───── DATASET EXCERPTS

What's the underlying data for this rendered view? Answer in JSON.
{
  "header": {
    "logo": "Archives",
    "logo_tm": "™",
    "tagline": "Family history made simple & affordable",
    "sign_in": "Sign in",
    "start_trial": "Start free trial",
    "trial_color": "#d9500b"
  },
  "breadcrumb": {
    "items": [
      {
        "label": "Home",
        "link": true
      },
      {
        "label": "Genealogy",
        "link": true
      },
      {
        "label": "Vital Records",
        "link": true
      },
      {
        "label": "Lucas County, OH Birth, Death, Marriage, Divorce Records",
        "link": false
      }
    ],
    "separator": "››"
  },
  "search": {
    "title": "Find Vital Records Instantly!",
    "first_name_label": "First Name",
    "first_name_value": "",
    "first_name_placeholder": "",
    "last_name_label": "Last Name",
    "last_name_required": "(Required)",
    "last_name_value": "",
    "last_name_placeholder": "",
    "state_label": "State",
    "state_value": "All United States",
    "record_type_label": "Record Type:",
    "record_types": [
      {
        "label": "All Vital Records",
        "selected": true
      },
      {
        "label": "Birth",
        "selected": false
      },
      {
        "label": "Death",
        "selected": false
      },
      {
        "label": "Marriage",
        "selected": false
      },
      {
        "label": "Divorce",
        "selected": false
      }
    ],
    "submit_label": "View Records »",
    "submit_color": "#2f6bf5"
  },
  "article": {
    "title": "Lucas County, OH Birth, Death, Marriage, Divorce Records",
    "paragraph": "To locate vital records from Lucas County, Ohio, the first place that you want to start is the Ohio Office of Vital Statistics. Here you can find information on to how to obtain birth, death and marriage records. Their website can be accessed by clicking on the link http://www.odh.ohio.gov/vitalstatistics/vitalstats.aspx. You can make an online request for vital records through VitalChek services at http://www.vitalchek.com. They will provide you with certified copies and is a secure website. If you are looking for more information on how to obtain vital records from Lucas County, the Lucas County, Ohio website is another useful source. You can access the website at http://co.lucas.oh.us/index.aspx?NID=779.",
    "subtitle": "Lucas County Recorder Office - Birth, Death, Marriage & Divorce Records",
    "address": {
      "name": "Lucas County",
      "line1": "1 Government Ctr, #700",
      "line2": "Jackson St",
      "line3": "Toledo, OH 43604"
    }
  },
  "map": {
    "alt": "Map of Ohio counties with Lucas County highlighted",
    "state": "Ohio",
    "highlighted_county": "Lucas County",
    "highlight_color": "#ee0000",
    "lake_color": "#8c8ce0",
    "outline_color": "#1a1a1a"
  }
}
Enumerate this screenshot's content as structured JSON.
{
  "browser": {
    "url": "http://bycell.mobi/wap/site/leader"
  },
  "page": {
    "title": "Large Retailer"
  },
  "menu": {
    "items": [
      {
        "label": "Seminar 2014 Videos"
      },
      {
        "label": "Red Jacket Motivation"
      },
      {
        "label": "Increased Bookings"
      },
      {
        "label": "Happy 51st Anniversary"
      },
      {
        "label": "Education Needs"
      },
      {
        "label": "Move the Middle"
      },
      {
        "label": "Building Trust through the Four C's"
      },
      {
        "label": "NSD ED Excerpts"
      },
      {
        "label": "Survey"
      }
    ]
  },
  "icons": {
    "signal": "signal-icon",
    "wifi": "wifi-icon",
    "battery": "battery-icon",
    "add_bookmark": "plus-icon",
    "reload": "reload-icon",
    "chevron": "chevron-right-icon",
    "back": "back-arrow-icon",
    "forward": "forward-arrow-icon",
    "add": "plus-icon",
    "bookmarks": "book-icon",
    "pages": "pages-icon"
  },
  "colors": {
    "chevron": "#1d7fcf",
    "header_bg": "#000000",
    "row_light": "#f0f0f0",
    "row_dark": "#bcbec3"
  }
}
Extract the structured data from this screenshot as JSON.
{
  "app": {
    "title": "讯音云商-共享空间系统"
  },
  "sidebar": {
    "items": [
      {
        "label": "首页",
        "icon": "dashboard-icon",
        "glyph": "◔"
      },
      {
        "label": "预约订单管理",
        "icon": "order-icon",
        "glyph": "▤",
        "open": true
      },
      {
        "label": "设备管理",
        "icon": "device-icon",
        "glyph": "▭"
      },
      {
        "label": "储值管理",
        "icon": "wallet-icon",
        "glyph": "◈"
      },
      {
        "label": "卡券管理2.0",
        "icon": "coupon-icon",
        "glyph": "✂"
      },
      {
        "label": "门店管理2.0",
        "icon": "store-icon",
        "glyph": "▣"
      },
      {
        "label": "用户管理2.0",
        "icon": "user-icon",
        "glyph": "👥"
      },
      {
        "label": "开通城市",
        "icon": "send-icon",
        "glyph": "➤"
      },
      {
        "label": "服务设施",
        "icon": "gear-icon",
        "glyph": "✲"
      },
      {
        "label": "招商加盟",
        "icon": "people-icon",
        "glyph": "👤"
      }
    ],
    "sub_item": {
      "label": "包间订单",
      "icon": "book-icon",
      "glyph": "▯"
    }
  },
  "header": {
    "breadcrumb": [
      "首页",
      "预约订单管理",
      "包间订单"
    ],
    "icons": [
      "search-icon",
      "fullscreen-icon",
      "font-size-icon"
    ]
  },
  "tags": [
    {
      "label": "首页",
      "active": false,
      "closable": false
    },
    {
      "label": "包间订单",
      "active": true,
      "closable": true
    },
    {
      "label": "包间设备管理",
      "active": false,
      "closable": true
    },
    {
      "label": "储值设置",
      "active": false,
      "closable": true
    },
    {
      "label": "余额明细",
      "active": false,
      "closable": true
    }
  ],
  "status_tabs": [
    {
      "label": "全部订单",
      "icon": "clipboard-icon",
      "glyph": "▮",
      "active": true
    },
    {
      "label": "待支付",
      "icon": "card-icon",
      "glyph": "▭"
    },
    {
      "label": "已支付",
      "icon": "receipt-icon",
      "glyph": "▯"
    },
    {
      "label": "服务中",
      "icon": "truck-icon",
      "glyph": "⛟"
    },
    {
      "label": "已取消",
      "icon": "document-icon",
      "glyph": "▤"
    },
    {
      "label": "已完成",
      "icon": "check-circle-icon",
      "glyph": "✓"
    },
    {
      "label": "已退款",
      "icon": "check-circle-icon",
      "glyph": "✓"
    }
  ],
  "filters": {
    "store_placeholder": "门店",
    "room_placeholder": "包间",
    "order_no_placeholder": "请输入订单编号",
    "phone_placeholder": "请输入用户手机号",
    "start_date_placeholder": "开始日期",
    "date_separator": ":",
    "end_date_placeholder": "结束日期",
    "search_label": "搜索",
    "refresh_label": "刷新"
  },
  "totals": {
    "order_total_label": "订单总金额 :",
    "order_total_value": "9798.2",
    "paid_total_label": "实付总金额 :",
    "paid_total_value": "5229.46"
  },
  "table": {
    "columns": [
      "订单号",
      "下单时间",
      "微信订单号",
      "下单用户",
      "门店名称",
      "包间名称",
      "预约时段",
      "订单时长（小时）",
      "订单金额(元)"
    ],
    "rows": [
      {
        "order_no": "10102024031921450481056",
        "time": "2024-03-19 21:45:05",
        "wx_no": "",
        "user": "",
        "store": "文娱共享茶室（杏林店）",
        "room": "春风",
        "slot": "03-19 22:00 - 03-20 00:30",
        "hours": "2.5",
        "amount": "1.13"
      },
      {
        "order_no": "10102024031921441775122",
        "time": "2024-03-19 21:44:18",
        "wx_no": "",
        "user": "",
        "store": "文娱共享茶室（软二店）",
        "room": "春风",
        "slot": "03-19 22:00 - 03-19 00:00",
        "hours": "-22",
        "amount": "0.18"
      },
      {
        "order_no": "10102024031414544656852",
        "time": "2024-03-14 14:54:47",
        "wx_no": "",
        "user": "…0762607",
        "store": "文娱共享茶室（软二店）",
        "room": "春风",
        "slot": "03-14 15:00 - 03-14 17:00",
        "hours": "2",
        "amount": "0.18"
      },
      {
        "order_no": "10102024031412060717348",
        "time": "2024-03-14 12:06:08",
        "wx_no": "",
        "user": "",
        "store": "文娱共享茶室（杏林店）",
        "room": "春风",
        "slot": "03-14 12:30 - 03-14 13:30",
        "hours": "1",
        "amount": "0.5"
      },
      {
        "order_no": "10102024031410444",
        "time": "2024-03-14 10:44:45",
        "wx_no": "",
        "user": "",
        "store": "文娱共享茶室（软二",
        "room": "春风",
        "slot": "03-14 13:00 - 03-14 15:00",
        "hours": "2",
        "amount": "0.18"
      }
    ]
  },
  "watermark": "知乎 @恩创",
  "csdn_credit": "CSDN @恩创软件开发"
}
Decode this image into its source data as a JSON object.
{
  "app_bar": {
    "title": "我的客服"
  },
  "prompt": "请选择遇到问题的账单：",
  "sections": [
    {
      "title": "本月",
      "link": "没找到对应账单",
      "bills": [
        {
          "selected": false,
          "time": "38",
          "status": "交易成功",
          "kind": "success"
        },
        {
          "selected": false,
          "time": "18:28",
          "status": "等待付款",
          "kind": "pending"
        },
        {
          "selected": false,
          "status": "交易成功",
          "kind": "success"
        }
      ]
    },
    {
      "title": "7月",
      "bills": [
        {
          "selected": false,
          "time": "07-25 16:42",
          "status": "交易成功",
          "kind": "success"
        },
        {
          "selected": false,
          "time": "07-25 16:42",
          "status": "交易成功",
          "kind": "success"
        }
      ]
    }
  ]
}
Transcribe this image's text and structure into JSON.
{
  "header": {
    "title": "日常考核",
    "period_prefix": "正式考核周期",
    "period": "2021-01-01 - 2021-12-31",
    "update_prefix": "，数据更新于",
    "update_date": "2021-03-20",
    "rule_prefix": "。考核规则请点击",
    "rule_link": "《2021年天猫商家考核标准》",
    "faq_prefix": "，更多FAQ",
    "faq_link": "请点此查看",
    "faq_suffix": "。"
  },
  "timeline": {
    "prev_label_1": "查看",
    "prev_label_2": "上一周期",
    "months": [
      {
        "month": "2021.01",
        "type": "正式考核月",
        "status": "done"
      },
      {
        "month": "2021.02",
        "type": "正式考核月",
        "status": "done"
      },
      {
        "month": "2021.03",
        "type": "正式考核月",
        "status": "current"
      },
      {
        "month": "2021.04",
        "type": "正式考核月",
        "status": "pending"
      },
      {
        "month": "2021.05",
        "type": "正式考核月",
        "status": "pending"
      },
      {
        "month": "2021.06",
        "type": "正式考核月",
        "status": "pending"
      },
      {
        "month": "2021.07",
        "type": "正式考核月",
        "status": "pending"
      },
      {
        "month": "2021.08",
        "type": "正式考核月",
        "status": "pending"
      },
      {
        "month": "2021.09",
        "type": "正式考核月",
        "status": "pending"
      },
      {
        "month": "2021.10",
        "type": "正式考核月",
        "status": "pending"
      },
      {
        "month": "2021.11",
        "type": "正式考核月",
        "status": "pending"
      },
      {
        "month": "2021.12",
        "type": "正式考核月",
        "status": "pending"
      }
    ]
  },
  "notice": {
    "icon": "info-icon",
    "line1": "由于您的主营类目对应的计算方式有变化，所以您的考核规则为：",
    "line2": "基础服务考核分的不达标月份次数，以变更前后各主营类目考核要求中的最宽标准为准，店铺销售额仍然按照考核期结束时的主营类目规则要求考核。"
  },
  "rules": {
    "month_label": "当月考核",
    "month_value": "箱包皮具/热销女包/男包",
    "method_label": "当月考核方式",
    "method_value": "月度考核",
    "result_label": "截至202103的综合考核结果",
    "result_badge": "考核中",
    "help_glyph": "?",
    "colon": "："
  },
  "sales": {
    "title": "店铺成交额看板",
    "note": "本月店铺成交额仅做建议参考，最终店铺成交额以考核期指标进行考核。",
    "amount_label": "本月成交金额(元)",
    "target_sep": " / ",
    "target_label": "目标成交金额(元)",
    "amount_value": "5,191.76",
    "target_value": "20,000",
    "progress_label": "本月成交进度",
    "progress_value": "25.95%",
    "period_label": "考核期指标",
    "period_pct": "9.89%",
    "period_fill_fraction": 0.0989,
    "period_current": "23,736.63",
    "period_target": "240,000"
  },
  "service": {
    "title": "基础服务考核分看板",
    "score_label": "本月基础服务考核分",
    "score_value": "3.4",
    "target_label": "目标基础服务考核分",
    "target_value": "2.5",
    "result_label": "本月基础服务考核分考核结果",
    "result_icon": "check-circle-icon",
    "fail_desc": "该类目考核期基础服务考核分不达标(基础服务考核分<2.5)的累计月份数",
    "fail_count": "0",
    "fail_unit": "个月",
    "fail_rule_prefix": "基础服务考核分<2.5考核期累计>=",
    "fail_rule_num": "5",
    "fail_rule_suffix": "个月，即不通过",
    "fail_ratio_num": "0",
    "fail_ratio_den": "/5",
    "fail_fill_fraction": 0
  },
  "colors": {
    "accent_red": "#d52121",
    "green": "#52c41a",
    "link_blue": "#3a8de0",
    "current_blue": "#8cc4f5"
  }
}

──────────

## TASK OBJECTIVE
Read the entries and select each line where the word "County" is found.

## EXPECTED ANSWER
        "label": "Lucas County, OH Birth, Death, Marriage, Divorce Records",
    "title": "Lucas County, OH Birth, Death, Marriage, Divorce Records",
    "paragraph": "To locate vital records from Lucas County, Ohio, the first place that you want to start is the Ohio Office of Vital Statistics. Here you can find information on to how to obtain birth, death and marriage records. Their website can be accessed by clicking on the link http://www.odh.ohio.gov/vitalstatistics/vitalstats.aspx. You can make an online request for vital records through VitalChek services at http://www.vitalchek.com. They will provide you with certified copies and is a secure website. If you are looking for more information on how to obtain vital records from Lucas County, the Lucas County, Ohio website is another useful source. You can access the website at http://co.lucas.oh.us/index.aspx?NID=779.",
    "subtitle": "Lucas County Recorder Office - Birth, Death, Marriage & Divorce Records",
      "name": "Lucas County",
    "alt": "Map of Ohio counties with Lucas County highlighted",
    "highlighted_county": "Lucas County",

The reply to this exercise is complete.